Dataset excerpts
○ ○ ○ ○ ○
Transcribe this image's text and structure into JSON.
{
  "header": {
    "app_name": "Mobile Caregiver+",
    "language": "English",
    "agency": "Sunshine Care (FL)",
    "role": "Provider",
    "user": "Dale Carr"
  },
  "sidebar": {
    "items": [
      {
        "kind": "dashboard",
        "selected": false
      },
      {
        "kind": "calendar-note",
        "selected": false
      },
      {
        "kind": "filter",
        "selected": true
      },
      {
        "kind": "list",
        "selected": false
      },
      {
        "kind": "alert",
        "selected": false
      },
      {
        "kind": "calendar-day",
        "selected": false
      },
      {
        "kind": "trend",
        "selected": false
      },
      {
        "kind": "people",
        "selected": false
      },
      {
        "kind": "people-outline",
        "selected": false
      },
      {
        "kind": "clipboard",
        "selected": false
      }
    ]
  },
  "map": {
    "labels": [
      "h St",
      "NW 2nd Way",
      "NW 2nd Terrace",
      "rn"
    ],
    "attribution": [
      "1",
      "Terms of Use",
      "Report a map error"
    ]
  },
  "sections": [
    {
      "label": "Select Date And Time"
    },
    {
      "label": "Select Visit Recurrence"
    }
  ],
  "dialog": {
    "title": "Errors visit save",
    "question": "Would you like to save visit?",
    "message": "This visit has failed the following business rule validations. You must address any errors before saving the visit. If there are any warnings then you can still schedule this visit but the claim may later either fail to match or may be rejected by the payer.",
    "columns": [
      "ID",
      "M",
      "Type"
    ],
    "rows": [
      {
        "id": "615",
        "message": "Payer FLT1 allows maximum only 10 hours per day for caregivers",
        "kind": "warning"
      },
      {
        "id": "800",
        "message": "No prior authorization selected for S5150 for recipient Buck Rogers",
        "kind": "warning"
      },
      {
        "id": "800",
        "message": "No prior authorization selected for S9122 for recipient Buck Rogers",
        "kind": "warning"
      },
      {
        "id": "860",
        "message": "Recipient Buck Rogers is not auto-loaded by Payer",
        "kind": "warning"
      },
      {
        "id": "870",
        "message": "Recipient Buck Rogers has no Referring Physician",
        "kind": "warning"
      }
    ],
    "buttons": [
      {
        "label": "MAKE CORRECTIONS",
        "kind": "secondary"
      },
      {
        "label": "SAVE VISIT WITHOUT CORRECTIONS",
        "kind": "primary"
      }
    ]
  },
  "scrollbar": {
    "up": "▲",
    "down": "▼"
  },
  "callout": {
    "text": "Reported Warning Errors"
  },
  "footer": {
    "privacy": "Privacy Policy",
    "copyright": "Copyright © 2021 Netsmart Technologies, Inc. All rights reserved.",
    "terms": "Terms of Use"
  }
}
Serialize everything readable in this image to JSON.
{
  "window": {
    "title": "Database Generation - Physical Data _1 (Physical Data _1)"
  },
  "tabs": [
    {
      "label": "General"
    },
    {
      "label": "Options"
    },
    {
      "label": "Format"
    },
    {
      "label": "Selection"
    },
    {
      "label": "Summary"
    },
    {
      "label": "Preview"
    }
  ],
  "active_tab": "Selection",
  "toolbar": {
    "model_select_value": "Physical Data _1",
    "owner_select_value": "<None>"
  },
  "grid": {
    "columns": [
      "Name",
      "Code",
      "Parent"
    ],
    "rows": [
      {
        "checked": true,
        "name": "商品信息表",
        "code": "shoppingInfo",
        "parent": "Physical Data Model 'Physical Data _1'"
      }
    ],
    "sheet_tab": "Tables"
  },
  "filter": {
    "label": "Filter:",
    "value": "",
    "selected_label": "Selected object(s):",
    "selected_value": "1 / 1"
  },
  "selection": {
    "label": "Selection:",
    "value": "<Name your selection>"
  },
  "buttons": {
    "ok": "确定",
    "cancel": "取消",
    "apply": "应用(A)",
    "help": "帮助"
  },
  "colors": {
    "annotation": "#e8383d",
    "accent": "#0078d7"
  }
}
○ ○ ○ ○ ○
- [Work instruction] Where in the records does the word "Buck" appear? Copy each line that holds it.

- [The completed task]
        "message": "No prior authorization selected for S5150 for recipient Buck Rogers",
        "message": "No prior authorization selected for S9122 for recipient Buck Rogers",
        "message": "Recipient Buck Rogers is not auto-loaded by Payer",
        "message": "Recipient Buck Rogers has no Referring Physician",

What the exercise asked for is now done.